Johnson states in his address that when we deny equality and freedom to an American citizen, we are completely disregarding the equality and freedom that so many Americans had died for in the past. The United States Constitution is built on the principle that this country was born for the equal opportunity and advantages of all people. When I was reading President Johnson’s speech, a topic that came of interest to me was the Voting Rights Act that he was presenting in his speech. Johnson presented this bill to Congress in 1965, as a result of the Salma uproar, and on August 6, 1965, the bill was approved by Congress. This bill gave southern blacks the right to vote in poll taxes, literacy tests, and various other practices that were once denied to them.
As Griffin makes his way through the South, he experiences things that no human ever should. First, I will explain that Griffin wants to bride the gap between the blacks and whites. In the beginning of the novel, Griffin states that he believes the only way to know the truth is to become a black man in the South. John Howard Griffin explains, “The only way I could see to bridge the gap between us was to become a Negro. I decided I would do this.”(Griffin 7) This quote explains that Griffin wants to bridge the gap between white and black.

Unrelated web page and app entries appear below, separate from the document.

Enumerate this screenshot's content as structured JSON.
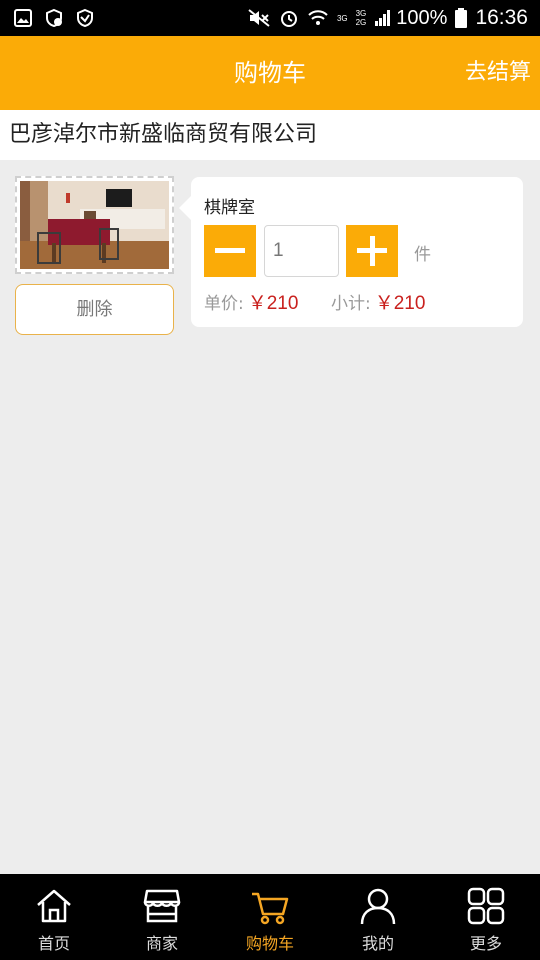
{
  "status_bar": {
    "network_top": "3G",
    "network_mid": "3G",
    "network_bottom": "2G",
    "battery": "100%",
    "time": "16:36"
  },
  "header": {
    "title": "购物车",
    "checkout_label": "去结算"
  },
  "shop": {
    "name": "巴彦淖尔市新盛临商贸有限公司"
  },
  "cart_item": {
    "name": "棋牌室",
    "quantity": "1",
    "unit": "件",
    "unit_price_label": "单价:",
    "unit_price": "￥210",
    "subtotal_label": "小计:",
    "subtotal": "￥210",
    "delete_label": "删除"
  },
  "bottom_nav": {
    "items": [
      {
        "label": "首页",
        "icon": "home-icon"
      },
      {
        "label": "商家",
        "icon": "shop-icon"
      },
      {
        "label": "购物车",
        "icon": "cart-icon",
        "active": true
      },
      {
        "label": "我的",
        "icon": "user-icon"
      },
      {
        "label": "更多",
        "icon": "grid-icon"
      }
    ]
  },
  "colors": {
    "accent": "#fbab07",
    "price": "#c9211e",
    "nav_active": "#f5a623"
  }
}
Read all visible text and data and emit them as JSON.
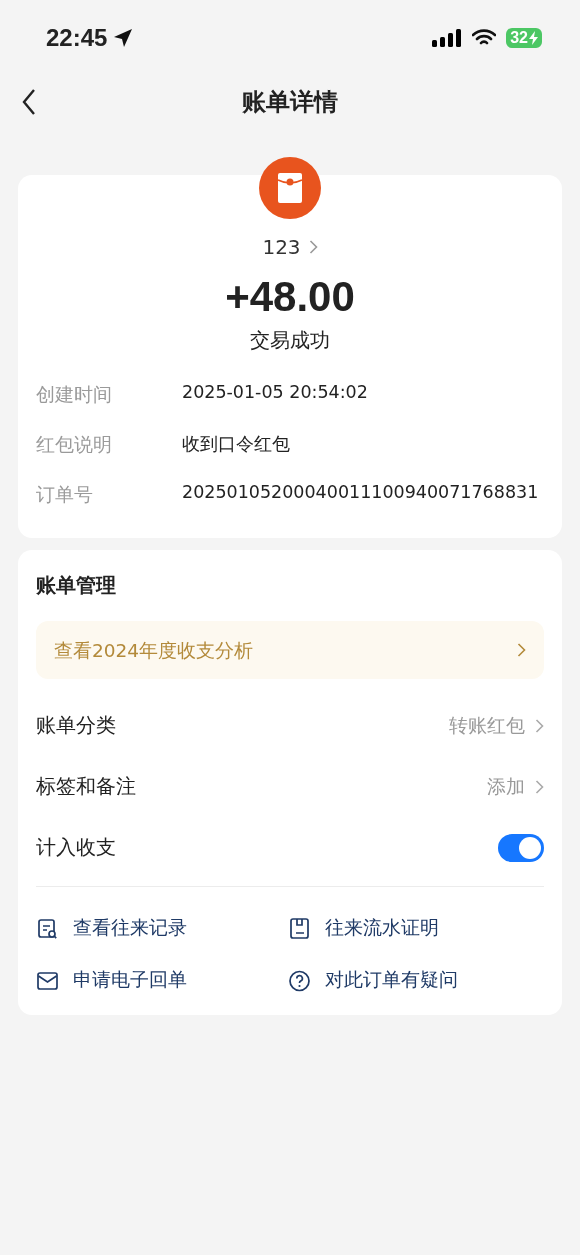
{
  "status_bar": {
    "time": "22:45",
    "battery": "32"
  },
  "header": {
    "title": "账单详情"
  },
  "summary": {
    "payer": "123",
    "amount": "+48.00",
    "status": "交易成功",
    "details": [
      {
        "label": "创建时间",
        "value": "2025-01-05 20:54:02"
      },
      {
        "label": "红包说明",
        "value": "收到口令红包"
      },
      {
        "label": "订单号",
        "value": "20250105200040011100940071768831"
      }
    ]
  },
  "management": {
    "title": "账单管理",
    "banner": "查看2024年度收支分析",
    "rows": [
      {
        "kind": "link",
        "label": "账单分类",
        "value": "转账红包"
      },
      {
        "kind": "link",
        "label": "标签和备注",
        "value": "添加"
      },
      {
        "kind": "toggle",
        "label": "计入收支",
        "on": true
      }
    ],
    "actions": [
      "查看往来记录",
      "往来流水证明",
      "申请电子回单",
      "对此订单有疑问"
    ]
  }
}
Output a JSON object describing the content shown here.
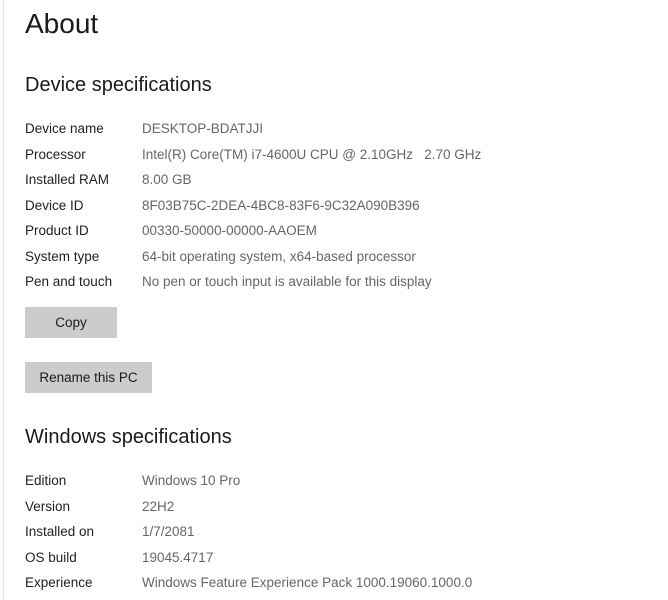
{
  "page": {
    "title": "About"
  },
  "device_specs": {
    "heading": "Device specifications",
    "rows": [
      {
        "label": "Device name",
        "value": "DESKTOP-BDATJJI"
      },
      {
        "label": "Processor",
        "value": "Intel(R) Core(TM) i7-4600U CPU @ 2.10GHz   2.70 GHz"
      },
      {
        "label": "Installed RAM",
        "value": "8.00 GB"
      },
      {
        "label": "Device ID",
        "value": "8F03B75C-2DEA-4BC8-83F6-9C32A090B396"
      },
      {
        "label": "Product ID",
        "value": "00330-50000-00000-AAOEM"
      },
      {
        "label": "System type",
        "value": "64-bit operating system, x64-based processor"
      },
      {
        "label": "Pen and touch",
        "value": "No pen or touch input is available for this display"
      }
    ],
    "copy_button": "Copy",
    "rename_button": "Rename this PC"
  },
  "windows_specs": {
    "heading": "Windows specifications",
    "rows": [
      {
        "label": "Edition",
        "value": "Windows 10 Pro"
      },
      {
        "label": "Version",
        "value": "22H2"
      },
      {
        "label": "Installed on",
        "value": "1/7/2081"
      },
      {
        "label": "OS build",
        "value": "19045.4717"
      },
      {
        "label": "Experience",
        "value": "Windows Feature Experience Pack 1000.19060.1000.0"
      }
    ]
  }
}
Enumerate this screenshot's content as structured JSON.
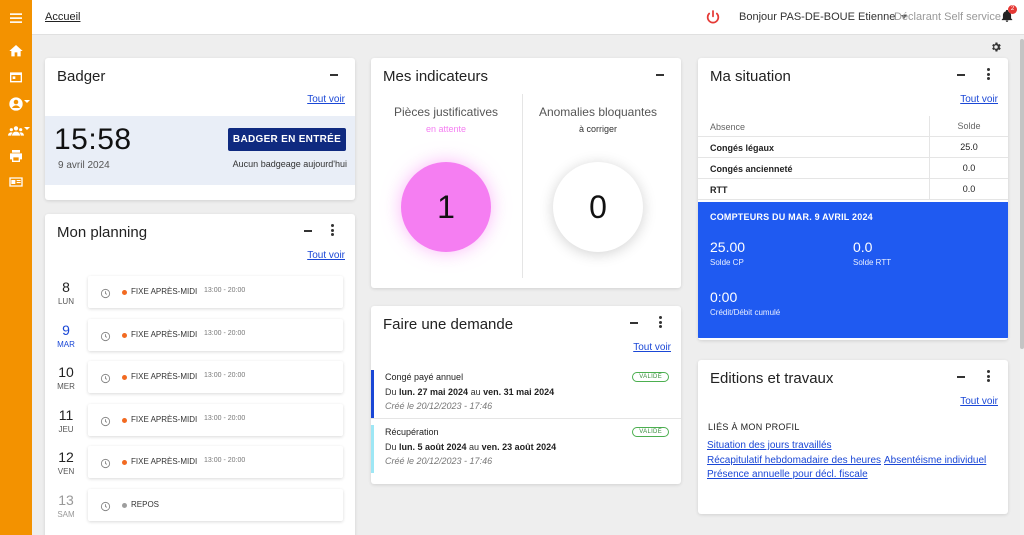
{
  "topbar": {
    "home_link": "Accueil",
    "greeting": "Bonjour PAS-DE-BOUE Etienne",
    "role": "Déclarant Self service",
    "notification_count": "2"
  },
  "sidebar": {
    "items": [
      "menu-icon",
      "home-icon",
      "calendar-icon",
      "user-icon",
      "group-icon",
      "print-icon",
      "id-card-icon"
    ]
  },
  "badger": {
    "title": "Badger",
    "see_all": "Tout voir",
    "time": "15:58",
    "date": "9 avril 2024",
    "button": "BADGER EN ENTRÉE",
    "no_badge": "Aucun badgeage aujourd'hui"
  },
  "planning": {
    "title": "Mon planning",
    "see_all": "Tout voir",
    "days": [
      {
        "num": "8",
        "label": "LUN",
        "type": "FIXE APRÈS-MIDI",
        "hours": "13:00 - 20:00",
        "dot": "#f26a21",
        "num_color": "#222",
        "label_color": "#555"
      },
      {
        "num": "9",
        "label": "MAR",
        "type": "FIXE APRÈS-MIDI",
        "hours": "13:00 - 20:00",
        "dot": "#f26a21",
        "num_color": "#1a47d6",
        "label_color": "#1a47d6"
      },
      {
        "num": "10",
        "label": "MER",
        "type": "FIXE APRÈS-MIDI",
        "hours": "13:00 - 20:00",
        "dot": "#f26a21",
        "num_color": "#222",
        "label_color": "#555"
      },
      {
        "num": "11",
        "label": "JEU",
        "type": "FIXE APRÈS-MIDI",
        "hours": "13:00 - 20:00",
        "dot": "#f26a21",
        "num_color": "#222",
        "label_color": "#555"
      },
      {
        "num": "12",
        "label": "VEN",
        "type": "FIXE APRÈS-MIDI",
        "hours": "13:00 - 20:00",
        "dot": "#f26a21",
        "num_color": "#222",
        "label_color": "#555"
      },
      {
        "num": "13",
        "label": "SAM",
        "type": "REPOS",
        "hours": "",
        "dot": "#9e9e9e",
        "num_color": "#999",
        "label_color": "#999"
      }
    ]
  },
  "indicators": {
    "title": "Mes indicateurs",
    "left": {
      "title": "Pièces justificatives",
      "sub": "en attente",
      "sub_color": "#f57ef2",
      "value": "1",
      "circle_color": "#f57ef2"
    },
    "right": {
      "title": "Anomalies bloquantes",
      "sub": "à corriger",
      "sub_color": "#333",
      "value": "0",
      "circle_color": "#ffffff"
    }
  },
  "demande": {
    "title": "Faire une demande",
    "see_all": "Tout voir",
    "items": [
      {
        "type": "Congé payé annuel",
        "from_prefix": "Du ",
        "from": "lun. 27 mai 2024",
        "to_prefix": " au ",
        "to": "ven. 31 mai 2024",
        "created": "Créé le 20/12/2023 - 17:46",
        "badge": "VALIDÉ",
        "bar_color": "#1a47d6"
      },
      {
        "type": "Récupération",
        "from_prefix": "Du ",
        "from": "lun. 5 août 2024",
        "to_prefix": " au ",
        "to": "ven. 23 août 2024",
        "created": "Créé le 20/12/2023 - 17:46",
        "badge": "VALIDÉ",
        "bar_color": "#9ee7f5"
      }
    ]
  },
  "situation": {
    "title": "Ma situation",
    "see_all": "Tout voir",
    "headers": [
      "Absence",
      "Solde"
    ],
    "rows": [
      {
        "label": "Congés légaux",
        "value": "25.0"
      },
      {
        "label": "Congés ancienneté",
        "value": "0.0"
      },
      {
        "label": "RTT",
        "value": "0.0"
      }
    ],
    "counters": {
      "title": "COMPTEURS DU MAR. 9 AVRIL 2024",
      "cp_value": "25.00",
      "cp_label": "Solde CP",
      "rtt_value": "0.0",
      "rtt_label": "Solde RTT",
      "cumul_value": "0:00",
      "cumul_label": "Crédit/Débit cumulé"
    }
  },
  "editions": {
    "title": "Editions et travaux",
    "see_all": "Tout voir",
    "section": "LIÉS À MON PROFIL",
    "links": [
      "Situation des jours travaillés",
      "Récapitulatif hebdomadaire des heures",
      "Absentéisme individuel",
      "Présence annuelle pour décl. fiscale"
    ]
  },
  "colors": {
    "sidebar": "#f39200",
    "badger_button": "#0f2a80",
    "counters_panel": "#1f5af1",
    "link": "#1a47d6"
  }
}
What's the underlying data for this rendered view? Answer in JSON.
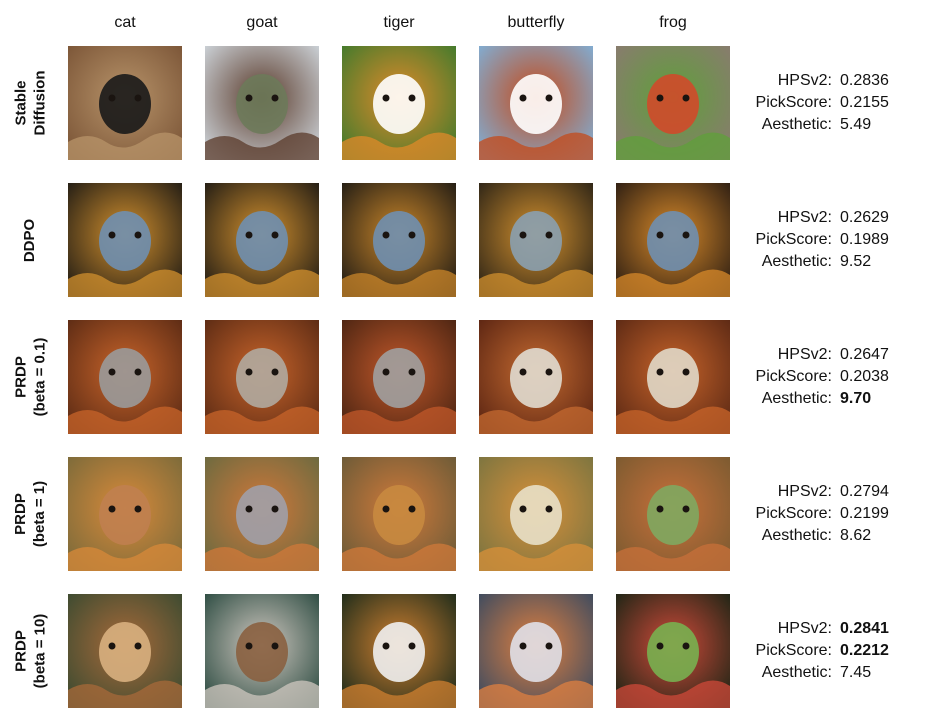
{
  "columns": [
    "cat",
    "goat",
    "tiger",
    "butterfly",
    "frog"
  ],
  "rows": [
    {
      "label_lines": [
        "Stable",
        "Diffusion"
      ],
      "metrics": [
        {
          "name": "HPSv2:",
          "value": "0.2836",
          "bold": false
        },
        {
          "name": "PickScore:",
          "value": "0.2155",
          "bold": false
        },
        {
          "name": "Aesthetic:",
          "value": "5.49",
          "bold": false
        }
      ]
    },
    {
      "label_lines": [
        "DDPO"
      ],
      "metrics": [
        {
          "name": "HPSv2:",
          "value": "0.2629",
          "bold": false
        },
        {
          "name": "PickScore:",
          "value": "0.1989",
          "bold": false
        },
        {
          "name": "Aesthetic:",
          "value": "9.52",
          "bold": false
        }
      ]
    },
    {
      "label_lines": [
        "PRDP",
        "(beta = 0.1)"
      ],
      "metrics": [
        {
          "name": "HPSv2:",
          "value": "0.2647",
          "bold": false
        },
        {
          "name": "PickScore:",
          "value": "0.2038",
          "bold": false
        },
        {
          "name": "Aesthetic:",
          "value": "9.70",
          "bold": true
        }
      ]
    },
    {
      "label_lines": [
        "PRDP",
        "(beta = 1)"
      ],
      "metrics": [
        {
          "name": "HPSv2:",
          "value": "0.2794",
          "bold": false
        },
        {
          "name": "PickScore:",
          "value": "0.2199",
          "bold": false
        },
        {
          "name": "Aesthetic:",
          "value": "8.62",
          "bold": false
        }
      ]
    },
    {
      "label_lines": [
        "PRDP",
        "(beta = 10)"
      ],
      "metrics": [
        {
          "name": "HPSv2:",
          "value": "0.2841",
          "bold": true
        },
        {
          "name": "PickScore:",
          "value": "0.2212",
          "bold": true
        },
        {
          "name": "Aesthetic:",
          "value": "7.45",
          "bold": false
        }
      ]
    }
  ]
}
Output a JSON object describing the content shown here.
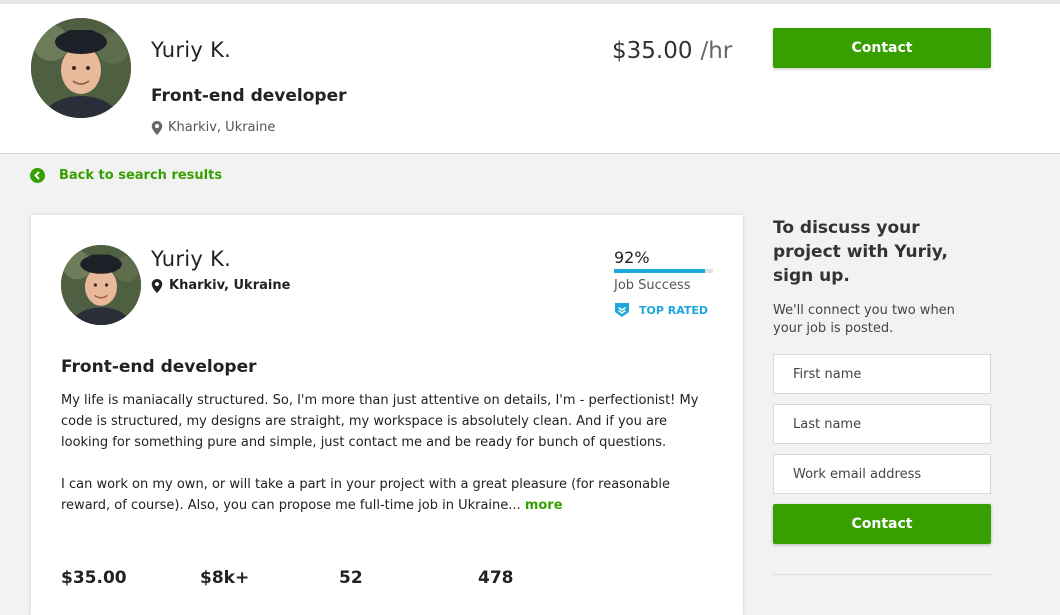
{
  "profile": {
    "name": "Yuriy K.",
    "title": "Front-end developer",
    "location": "Kharkiv, Ukraine",
    "rate": "$35.00",
    "rate_unit": "/hr"
  },
  "header": {
    "contact_label": "Contact"
  },
  "nav": {
    "back_label": "Back to search results"
  },
  "card": {
    "job_success_pct": "92%",
    "job_success_value": 0.92,
    "job_success_label": "Job Success",
    "top_rated_label": "TOP RATED",
    "bio_paragraph_1": "My life is maniacally structured. So, I'm more than just attentive on details, I'm - perfectionist! My code is structured, my designs are straight, my workspace is absolutely clean. And if you are looking for something pure and simple, just contact me and be ready for bunch of questions.",
    "bio_paragraph_2": "I can work on my own, or will take a part in your project with a great pleasure (for reasonable reward, of course). Also, you can propose me full-time job in Ukraine...",
    "more_label": "more",
    "stats": [
      "$35.00",
      "$8k+",
      "52",
      "478"
    ]
  },
  "sidebar": {
    "heading": "To discuss your project with Yuriy, sign up.",
    "subtext": "We'll connect you two when your job is posted.",
    "first_name_placeholder": "First name",
    "last_name_placeholder": "Last name",
    "email_placeholder": "Work email address",
    "contact_label": "Contact"
  },
  "colors": {
    "accent_green": "#37a000",
    "accent_blue": "#1ca8dd"
  },
  "icons": [
    "map-pin-icon",
    "back-chevron-icon",
    "top-rated-badge-icon"
  ]
}
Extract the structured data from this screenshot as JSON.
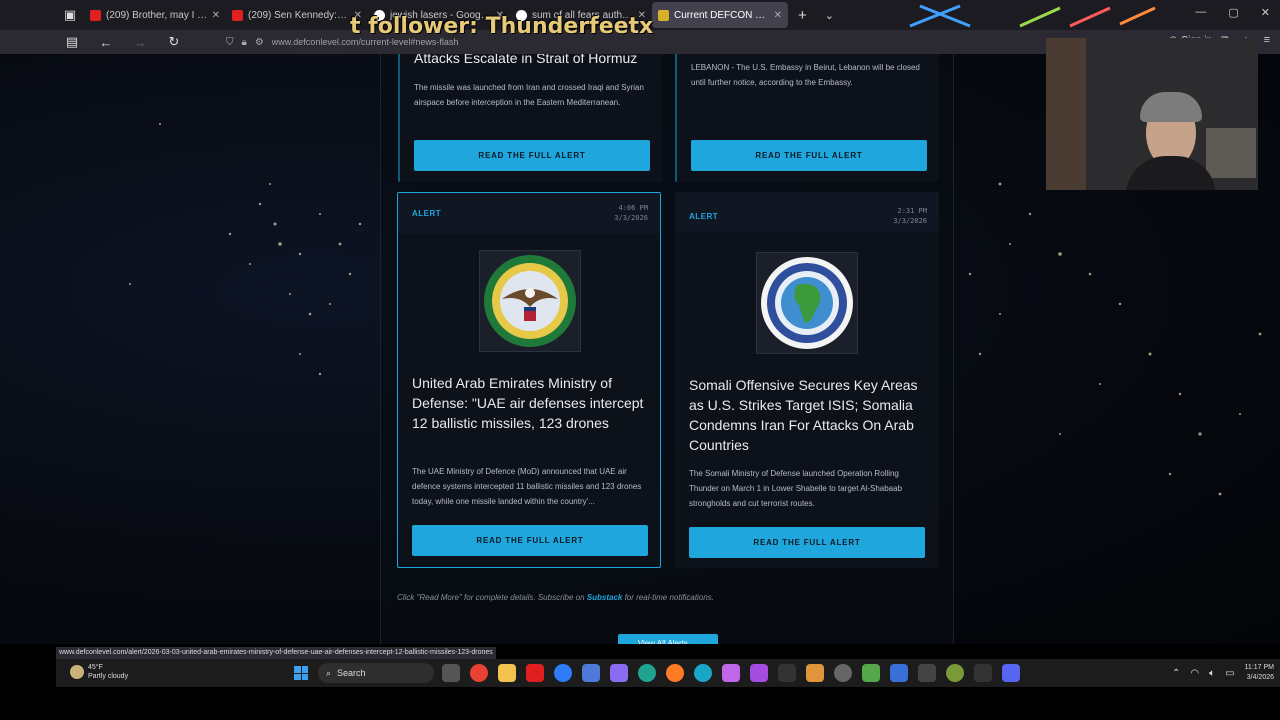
{
  "browser": {
    "tabs": [
      {
        "title": "(209) Brother, may I look in your",
        "fav": "#e02020"
      },
      {
        "title": "(209) Sen Kennedy: May he RE",
        "fav": "#e02020"
      },
      {
        "title": "jewish lasers - Google Search",
        "fav": "#ffffff"
      },
      {
        "title": "sum of all fears author - Google",
        "fav": "#ffffff"
      },
      {
        "title": "Current DEFCON Level 2026 | T",
        "fav": "#d9b02a",
        "active": true
      }
    ],
    "new_tab_symbol": "+",
    "url": "www.defconlevel.com/current-level#news-flash",
    "sign_in": "Sign in",
    "status_url": "www.defconlevel.com/alert/2026-03-03-united-arab-emirates-ministry-of-defense-uae-air-defenses-intercept-12-ballistic-missiles-123-drones"
  },
  "overlay": {
    "text": "t follower: Thunderfeetx"
  },
  "cards": {
    "top_left": {
      "headline": "Attacks Escalate in Strait of Hormuz",
      "summary": "The missile was launched from Iran and crossed Iraqi and Syrian airspace before interception in the Eastern Mediterranean.",
      "button": "READ THE FULL ALERT"
    },
    "top_right": {
      "summary": "LEBANON - The U.S. Embassy in Beirut, Lebanon will be closed until further notice, according to the Embassy.",
      "button": "READ THE FULL ALERT"
    },
    "bottom_left": {
      "tag": "ALERT",
      "time": "4:06 PM",
      "date": "3/3/2026",
      "headline": "United Arab Emirates Ministry of Defense: \"UAE air defenses intercept 12 ballistic missiles, 123 drones",
      "summary": "The UAE Ministry of Defence (MoD) announced that UAE air defence systems intercepted 11 ballistic missiles and 123 drones today, while one missile landed within the country'...",
      "button": "READ THE FULL ALERT",
      "seal_text": "UNITED STATES CENTRAL COMMAND",
      "seal_icon": "centcom-seal-icon"
    },
    "bottom_right": {
      "tag": "ALERT",
      "time": "2:31 PM",
      "date": "3/3/2026",
      "headline": "Somali Offensive Secures Key Areas as U.S. Strikes Target ISIS; Somalia Condemns Iran For Attacks On Arab Countries",
      "summary": "The Somali Ministry of Defense launched Operation Rolling Thunder on March 1 in Lower Shabelle to target Al-Shabaab strongholds and cut terrorist routes.",
      "button": "READ THE FULL ALERT",
      "seal_text": "UNITED STATES AFRICA COMMAND",
      "seal_icon": "africom-seal-icon"
    }
  },
  "footer": {
    "note_before": "Click \"Read More\" for complete details. Subscribe on ",
    "note_link": "Substack",
    "note_after": " for real-time notifications.",
    "view_all": "View All Alerts →"
  },
  "taskbar": {
    "temp": "45°F",
    "weather": "Partly cloudy",
    "search": "Search",
    "time": "11:17 PM",
    "date": "3/4/2026"
  },
  "colors": {
    "accent": "#1fa6dc",
    "card_bg": "#0d1119",
    "page_bg": "#06090f"
  }
}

Civil Rights and the Civil War Amendments wanted us to know about Dred Scott v. Sanford in regards to the “white slave owners did what they wanted with the black slaves , because they had no rights”(443). Illinois was a free state for blacks. The civil was amendments to the Constitution were designed for the blacks to have the same rights ah the whites and have respect. We also needed to know the Civil war